George Clooney’s friends are urging him to run for governor of California. Brad Pitt says he’d vote for him but he himself doesn’t want to run for office, though Ben Affleck says he may give it a try.
OK, none of this is the stuff of headlines, but it does point up an interesting phenomenon: Not since the days of the Blacklist have politics figured so pervasively in Hollywood’s daily dialogue. And as the presidential race intensifies, so will the conflicts and culture clashes.
Candidates are issuing almost daily press releases announcing the support of celebrities. Fundraisers have become a weekend ritual — many focused on a specific demo like agents, TV stars or music mavens.
More stars than ever are disclosing their political preferences, and some studio executives admit they’re fretful about the consequences.
The risks are real. Don Cheadle acknowledged recently that fewer comedies seem to be coming his way since he became a serious spokesman on Darfur. Cheadle loves comedy and wonders why an actor can’t be funny onscreen yet a grownup in his private life.
Given the plethora of new films set against the background of terrorism, however, some studio marketers worry that the public may confuse the political positions of the stars with the storylines of their films. Their plea: Don’t discuss politics on the Leno-and-Letterman talk circuit. The catch, of course, is that celebrities have their best exposure at the moment their films are released.
In the Blacklist days, to be sure, political debate was turned into a game of career assassination. If a celebrity took a position that reflected a “lefty” point of view, zealots like Hedda Hopper would question their patriotism. Studios publicly declared that would-be “Commies” were no longer welcome on the lot. Even the Hollywood trade press liked the idea of the Blacklist.
When the Blacklist era ended, a degree of civility returned to Hollywood’s political dialogue. I used to have an occasional lunch with John Wayne and even played tennis with Charlton Heston and, despite their conservative ideologies, both were thoughtful men who were willing to listen to the other side (Heston’s NRA diatribes later radicalized his image).
The coming presidential campaign, however, may mark a return to the toxic politics of the Blacklist epoch. The polarizing issues are clearly in evidence along with a growing sense that the election could mark an historic change of course.
Entrenched alliances are becoming unglued. The Republican Party “is losing its grip on the core business vote,” The Wall Street Journal reported last week, listing key corporate figures who are defecting because they feel the administration is spending wildly and managing poorly. The evangelicals, too, seem suddenly divided as to whether poverty and the environment shouldn’t demand as much attention as abortion.

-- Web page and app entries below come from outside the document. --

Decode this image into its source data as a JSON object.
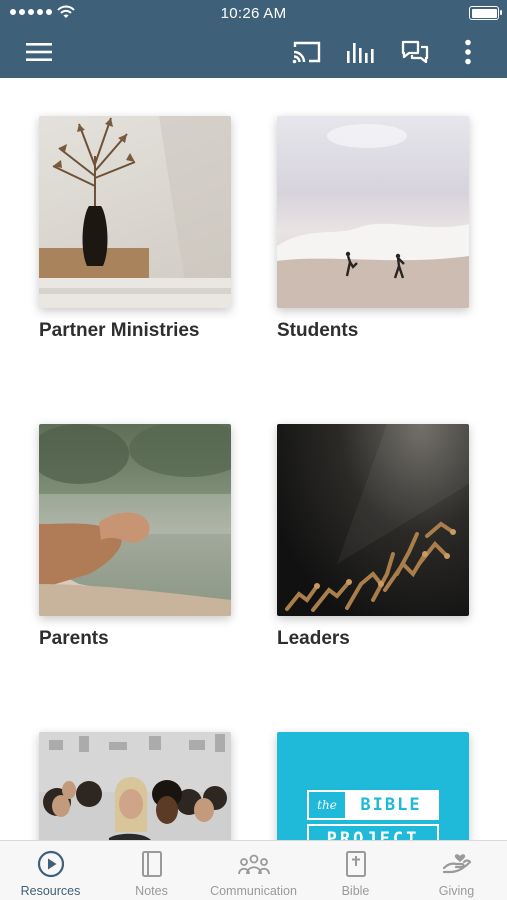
{
  "status_bar": {
    "time": "10:26 AM"
  },
  "app_bar": {
    "icons": [
      "menu-icon",
      "cast-icon",
      "audio-bars-icon",
      "chat-icon",
      "more-vertical-icon"
    ]
  },
  "tiles": [
    {
      "label": "Partner Ministries",
      "image": "vase-plant-photo"
    },
    {
      "label": "Students",
      "image": "beach-waves-photo"
    },
    {
      "label": "Parents",
      "image": "clasped-hands-photo"
    },
    {
      "label": "Leaders",
      "image": "raised-hands-photo"
    },
    {
      "label": "",
      "image": "youth-crowd-photo"
    },
    {
      "label": "",
      "image": "bible-project-logo",
      "logo_text": {
        "top": "the",
        "main": "BIBLE",
        "sub": "PROJECT"
      }
    }
  ],
  "tab_bar": {
    "active": "Resources",
    "tabs": [
      {
        "label": "Resources",
        "icon": "play-circle-icon"
      },
      {
        "label": "Notes",
        "icon": "notebook-icon"
      },
      {
        "label": "Communication",
        "icon": "group-icon"
      },
      {
        "label": "Bible",
        "icon": "bible-icon"
      },
      {
        "label": "Giving",
        "icon": "giving-hand-icon"
      }
    ]
  },
  "colors": {
    "header": "#3f6079",
    "accent": "#3f6079",
    "tab_inactive": "#9a9a9a",
    "bible_project_bg": "#1fb9d9"
  }
}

Hollywood is having its internal debates as well. Though the Rush Limbaugh types believe that the entertainment community stands as a liberal stronghold, the politics of its power structure are similar to that of any bastion of wealth: The fiscal conservatives probably outnumber the social liberals. The hierarchy at News Corp. probably reflects the community: Rupert Murdoch has his circle of rightwing functionaries (whose views are reflected in his publishing properties), yet he’s come to terms with the fact that much of his empire is run by Democrats or those who disdain both parties.
And there are many folks in town who believe both parties are impotent and irrelevant. “Schwarzenegger and Bloomberg have moved beyond parties, and I’m with them,” says one political activist.

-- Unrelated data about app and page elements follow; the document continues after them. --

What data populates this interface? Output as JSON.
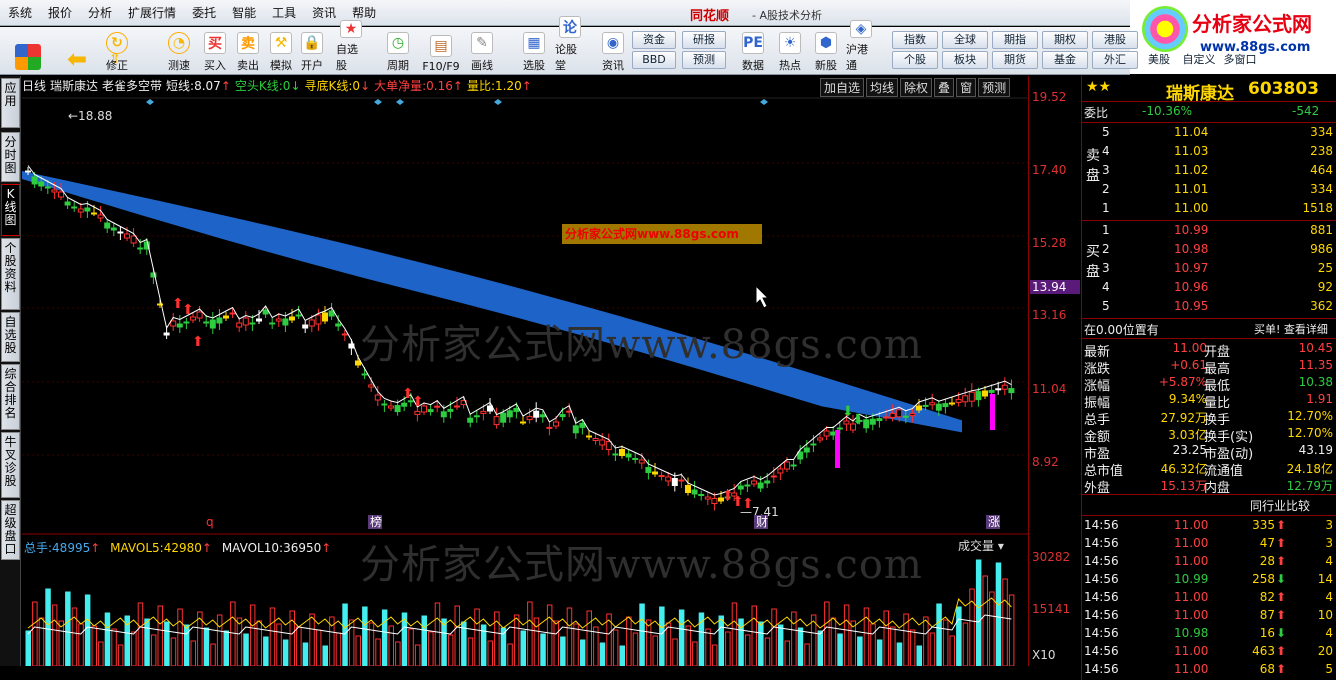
{
  "menu": [
    "系统",
    "报价",
    "分析",
    "扩展行情",
    "委托",
    "智能",
    "工具",
    "资讯",
    "帮助"
  ],
  "app": {
    "brand": "同花顺",
    "subtitle": "- A股技术分析"
  },
  "logo": {
    "line1": "分析家公式网",
    "line2": "www.88gs.com"
  },
  "toolbar": {
    "buttons": [
      "买入",
      "卖出",
      "模拟",
      "开户",
      "自选股",
      "周期",
      "F10/F9",
      "画线",
      "选股",
      "论股堂",
      "资讯",
      "数据",
      "热点",
      "新股",
      "沪港通"
    ],
    "fund": [
      "资金",
      "研报",
      "BBD",
      "预测"
    ],
    "right": [
      "指数",
      "全球",
      "期指",
      "期权",
      "港股",
      "个股",
      "板块",
      "期货",
      "基金",
      "外汇",
      "美股",
      "自定义",
      "多窗口"
    ]
  },
  "sidebar": [
    "应用",
    "分时图",
    "K线图",
    "个股资料",
    "自选股",
    "综合排名",
    "牛叉诊股",
    "超级盘口"
  ],
  "kinfo": {
    "period": "日线",
    "name": "瑞斯康达",
    "indicator": "老雀多空带",
    "short_label": "短线:",
    "short_val": "8.07",
    "kong_label": "空头K线:",
    "kong_val": "0",
    "xun_label": "寻底K线:",
    "xun_val": "0",
    "da_label": "大单净量:",
    "da_val": "0.16",
    "lb_label": "量比:",
    "lb_val": "1.20"
  },
  "rtools": [
    "加自选",
    "均线",
    "除权",
    "叠",
    "窗",
    "预测"
  ],
  "axis": {
    "labels": [
      "19.52",
      "17.40",
      "15.28",
      "13.16",
      "11.04",
      "8.92"
    ],
    "current": "13.94",
    "vol": [
      "30282",
      "15141",
      "X10"
    ]
  },
  "marks": {
    "high": "18.88",
    "low": "7.41",
    "m1": "q",
    "m2": "榜",
    "m3": "财",
    "m4": "涨"
  },
  "watermark": {
    "main": "分析家公式网www.88gs.com",
    "box": "分析家公式网www.88gs.com"
  },
  "vol": {
    "total_label": "总手:",
    "total": "48995",
    "ma5_label": "MAVOL5:",
    "ma5": "42980",
    "ma10_label": "MAVOL10:",
    "ma10": "36950",
    "sel": "成交量"
  },
  "quote": {
    "name": "瑞斯康达",
    "code": "603803",
    "wb_label": "委比",
    "wb": "-10.36%",
    "wc": "-542",
    "sell_label": "卖盘",
    "buy_label": "买盘",
    "sells": [
      {
        "n": "5",
        "p": "11.04",
        "v": "334"
      },
      {
        "n": "4",
        "p": "11.03",
        "v": "238"
      },
      {
        "n": "3",
        "p": "11.02",
        "v": "464"
      },
      {
        "n": "2",
        "p": "11.01",
        "v": "334"
      },
      {
        "n": "1",
        "p": "11.00",
        "v": "1518"
      }
    ],
    "buys": [
      {
        "n": "1",
        "p": "10.99",
        "v": "881"
      },
      {
        "n": "2",
        "p": "10.98",
        "v": "986"
      },
      {
        "n": "3",
        "p": "10.97",
        "v": "25"
      },
      {
        "n": "4",
        "p": "10.96",
        "v": "92"
      },
      {
        "n": "5",
        "p": "10.95",
        "v": "362"
      }
    ],
    "pos": "在0.00位置有",
    "detail": "买单! 查看详细",
    "stats": [
      [
        "最新",
        "11.00",
        "开盘",
        "10.45"
      ],
      [
        "涨跌",
        "+0.61",
        "最高",
        "11.35"
      ],
      [
        "涨幅",
        "+5.87%",
        "最低",
        "10.38"
      ],
      [
        "振幅",
        "9.34%",
        "量比",
        "1.91"
      ],
      [
        "总手",
        "27.92万",
        "换手",
        "12.70%"
      ],
      [
        "金额",
        "3.03亿",
        "换手(实)",
        "12.70%"
      ],
      [
        "市盈",
        "23.25",
        "市盈(动)",
        "43.19"
      ],
      [
        "总市值",
        "46.32亿",
        "流通值",
        "24.18亿"
      ],
      [
        "外盘",
        "15.13万",
        "内盘",
        "12.79万"
      ]
    ],
    "peer": "同行业比较",
    "ticks": [
      [
        "14:56",
        "11.00",
        "335",
        "3"
      ],
      [
        "14:56",
        "11.00",
        "47",
        "3"
      ],
      [
        "14:56",
        "11.00",
        "28",
        "4"
      ],
      [
        "14:56",
        "10.99",
        "258",
        "14"
      ],
      [
        "14:56",
        "11.00",
        "82",
        "4"
      ],
      [
        "14:56",
        "11.00",
        "87",
        "10"
      ],
      [
        "14:56",
        "10.98",
        "16",
        "4"
      ],
      [
        "14:56",
        "11.00",
        "463",
        "20"
      ],
      [
        "14:56",
        "11.00",
        "68",
        "5"
      ]
    ]
  }
}
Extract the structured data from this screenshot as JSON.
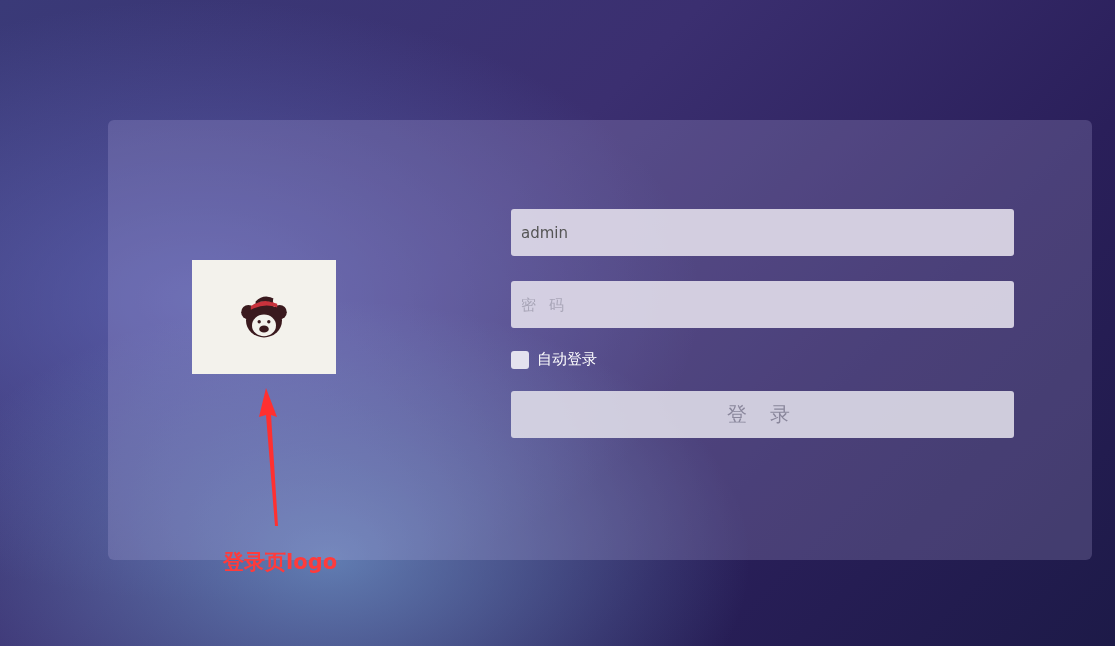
{
  "login_form": {
    "username": {
      "value": "admin"
    },
    "password": {
      "placeholder": "密 码"
    },
    "remember": {
      "label": "自动登录",
      "checked": false
    },
    "submit": {
      "label": "登 录"
    }
  },
  "annotation": {
    "text": "登录页logo"
  }
}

Rupert is right in letting everyone speak his mind. The same should be said for network and studio heads in the coming political season. The upcoming election is a watershed moment in our democracy. Celebrities should feel free to speak out on the issues and candidates without worrying whether studio or network mandarins will come down on them.
As for George or Brad — well, I’d vote for Clooney even if it was for dog catcher. And maybe Brad for sheriff.